Required action -
Find how many lines of the records hold the string "description" and reply with only that total.
____
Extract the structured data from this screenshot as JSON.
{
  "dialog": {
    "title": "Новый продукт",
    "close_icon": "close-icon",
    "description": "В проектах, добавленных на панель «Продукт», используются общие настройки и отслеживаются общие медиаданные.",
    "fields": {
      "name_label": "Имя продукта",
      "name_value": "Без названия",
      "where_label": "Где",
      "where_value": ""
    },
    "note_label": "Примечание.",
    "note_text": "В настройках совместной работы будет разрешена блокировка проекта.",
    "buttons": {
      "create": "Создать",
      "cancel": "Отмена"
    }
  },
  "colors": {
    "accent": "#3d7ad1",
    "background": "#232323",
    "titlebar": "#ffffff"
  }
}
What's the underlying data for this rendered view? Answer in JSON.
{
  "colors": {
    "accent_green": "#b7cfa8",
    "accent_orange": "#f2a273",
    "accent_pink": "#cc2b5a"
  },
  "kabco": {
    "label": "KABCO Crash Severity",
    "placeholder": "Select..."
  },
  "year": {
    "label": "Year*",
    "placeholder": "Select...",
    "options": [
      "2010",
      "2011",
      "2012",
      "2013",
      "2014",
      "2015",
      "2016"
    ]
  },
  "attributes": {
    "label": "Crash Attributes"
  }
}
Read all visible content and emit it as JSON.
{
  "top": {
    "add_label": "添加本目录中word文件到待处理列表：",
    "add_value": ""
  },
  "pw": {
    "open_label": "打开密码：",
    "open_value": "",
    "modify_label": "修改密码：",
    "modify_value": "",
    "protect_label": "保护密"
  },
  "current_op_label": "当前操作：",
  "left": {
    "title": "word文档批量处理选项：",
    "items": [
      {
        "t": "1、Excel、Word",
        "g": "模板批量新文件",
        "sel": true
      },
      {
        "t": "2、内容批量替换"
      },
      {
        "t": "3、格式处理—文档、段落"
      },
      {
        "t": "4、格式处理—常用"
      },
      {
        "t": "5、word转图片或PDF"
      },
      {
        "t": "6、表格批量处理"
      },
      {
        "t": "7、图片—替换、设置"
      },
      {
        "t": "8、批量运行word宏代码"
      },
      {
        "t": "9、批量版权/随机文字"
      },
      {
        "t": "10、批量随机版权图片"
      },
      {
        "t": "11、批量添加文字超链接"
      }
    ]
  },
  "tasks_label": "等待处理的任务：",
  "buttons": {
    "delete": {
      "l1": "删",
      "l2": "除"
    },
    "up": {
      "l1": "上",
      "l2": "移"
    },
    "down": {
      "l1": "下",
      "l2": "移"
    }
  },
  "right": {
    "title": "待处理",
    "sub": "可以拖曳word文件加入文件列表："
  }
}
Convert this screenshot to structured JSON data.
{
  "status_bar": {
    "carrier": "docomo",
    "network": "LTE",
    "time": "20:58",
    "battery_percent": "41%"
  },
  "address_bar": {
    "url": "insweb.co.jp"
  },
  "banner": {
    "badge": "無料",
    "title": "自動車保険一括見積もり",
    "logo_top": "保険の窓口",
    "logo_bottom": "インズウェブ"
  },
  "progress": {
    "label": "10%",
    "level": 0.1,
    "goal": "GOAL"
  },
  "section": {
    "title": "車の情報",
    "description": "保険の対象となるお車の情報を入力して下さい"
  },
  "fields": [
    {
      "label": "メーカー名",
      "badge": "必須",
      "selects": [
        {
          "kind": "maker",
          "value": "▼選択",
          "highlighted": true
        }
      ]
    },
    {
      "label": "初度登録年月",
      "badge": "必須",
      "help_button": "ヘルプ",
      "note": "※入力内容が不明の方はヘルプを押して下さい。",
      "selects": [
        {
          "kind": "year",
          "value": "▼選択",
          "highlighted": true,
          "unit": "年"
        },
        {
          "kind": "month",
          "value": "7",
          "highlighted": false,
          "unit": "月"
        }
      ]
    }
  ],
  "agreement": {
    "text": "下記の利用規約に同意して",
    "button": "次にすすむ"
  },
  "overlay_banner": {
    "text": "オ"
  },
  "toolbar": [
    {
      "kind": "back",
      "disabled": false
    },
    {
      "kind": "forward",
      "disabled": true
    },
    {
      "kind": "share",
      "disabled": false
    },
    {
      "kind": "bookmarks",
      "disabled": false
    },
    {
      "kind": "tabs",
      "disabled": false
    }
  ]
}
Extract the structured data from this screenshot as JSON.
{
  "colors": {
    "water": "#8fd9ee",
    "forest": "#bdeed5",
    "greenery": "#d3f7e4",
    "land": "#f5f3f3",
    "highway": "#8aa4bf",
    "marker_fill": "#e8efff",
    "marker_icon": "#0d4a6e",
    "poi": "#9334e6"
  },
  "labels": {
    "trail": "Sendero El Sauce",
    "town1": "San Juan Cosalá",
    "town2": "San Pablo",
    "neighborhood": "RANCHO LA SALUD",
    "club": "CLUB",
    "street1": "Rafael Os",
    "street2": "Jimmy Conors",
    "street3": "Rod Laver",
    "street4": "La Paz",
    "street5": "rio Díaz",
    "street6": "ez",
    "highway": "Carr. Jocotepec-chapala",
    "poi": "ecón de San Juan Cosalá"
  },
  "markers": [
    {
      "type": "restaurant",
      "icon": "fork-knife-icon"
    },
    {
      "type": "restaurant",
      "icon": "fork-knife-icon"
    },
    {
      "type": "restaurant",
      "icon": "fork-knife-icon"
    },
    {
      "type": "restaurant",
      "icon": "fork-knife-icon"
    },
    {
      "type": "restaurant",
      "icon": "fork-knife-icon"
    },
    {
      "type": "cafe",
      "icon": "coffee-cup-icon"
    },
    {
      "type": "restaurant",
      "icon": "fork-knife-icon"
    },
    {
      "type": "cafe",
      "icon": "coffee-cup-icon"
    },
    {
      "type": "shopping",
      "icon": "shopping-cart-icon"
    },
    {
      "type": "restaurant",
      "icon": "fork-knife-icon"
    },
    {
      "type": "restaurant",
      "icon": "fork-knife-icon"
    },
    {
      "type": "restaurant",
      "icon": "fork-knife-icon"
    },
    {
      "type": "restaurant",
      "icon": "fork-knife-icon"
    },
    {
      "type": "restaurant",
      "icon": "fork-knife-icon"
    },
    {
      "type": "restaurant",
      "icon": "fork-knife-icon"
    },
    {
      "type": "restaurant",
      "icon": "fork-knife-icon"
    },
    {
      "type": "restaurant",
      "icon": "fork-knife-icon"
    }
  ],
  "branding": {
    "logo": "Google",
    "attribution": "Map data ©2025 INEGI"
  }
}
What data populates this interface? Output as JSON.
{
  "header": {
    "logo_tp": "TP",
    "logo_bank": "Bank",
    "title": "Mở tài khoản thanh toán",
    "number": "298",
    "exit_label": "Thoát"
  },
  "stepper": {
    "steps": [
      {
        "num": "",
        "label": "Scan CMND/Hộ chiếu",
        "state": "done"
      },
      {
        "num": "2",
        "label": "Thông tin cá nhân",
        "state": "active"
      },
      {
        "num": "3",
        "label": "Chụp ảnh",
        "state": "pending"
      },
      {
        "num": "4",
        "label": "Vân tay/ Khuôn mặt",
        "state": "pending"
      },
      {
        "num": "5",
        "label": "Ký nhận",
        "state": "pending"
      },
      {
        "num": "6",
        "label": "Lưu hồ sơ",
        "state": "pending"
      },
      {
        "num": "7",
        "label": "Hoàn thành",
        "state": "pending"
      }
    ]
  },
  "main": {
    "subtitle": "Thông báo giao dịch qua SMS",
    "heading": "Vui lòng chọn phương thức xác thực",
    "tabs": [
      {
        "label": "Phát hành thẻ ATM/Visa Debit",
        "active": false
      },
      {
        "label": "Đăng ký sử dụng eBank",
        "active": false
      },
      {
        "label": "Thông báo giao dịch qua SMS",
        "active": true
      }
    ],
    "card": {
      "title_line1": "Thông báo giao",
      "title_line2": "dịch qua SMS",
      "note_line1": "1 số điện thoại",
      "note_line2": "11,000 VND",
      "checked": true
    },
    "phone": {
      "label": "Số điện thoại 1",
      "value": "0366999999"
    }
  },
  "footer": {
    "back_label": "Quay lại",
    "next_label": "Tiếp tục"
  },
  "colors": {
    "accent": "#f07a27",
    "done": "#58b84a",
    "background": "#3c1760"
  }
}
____
Answer section -
2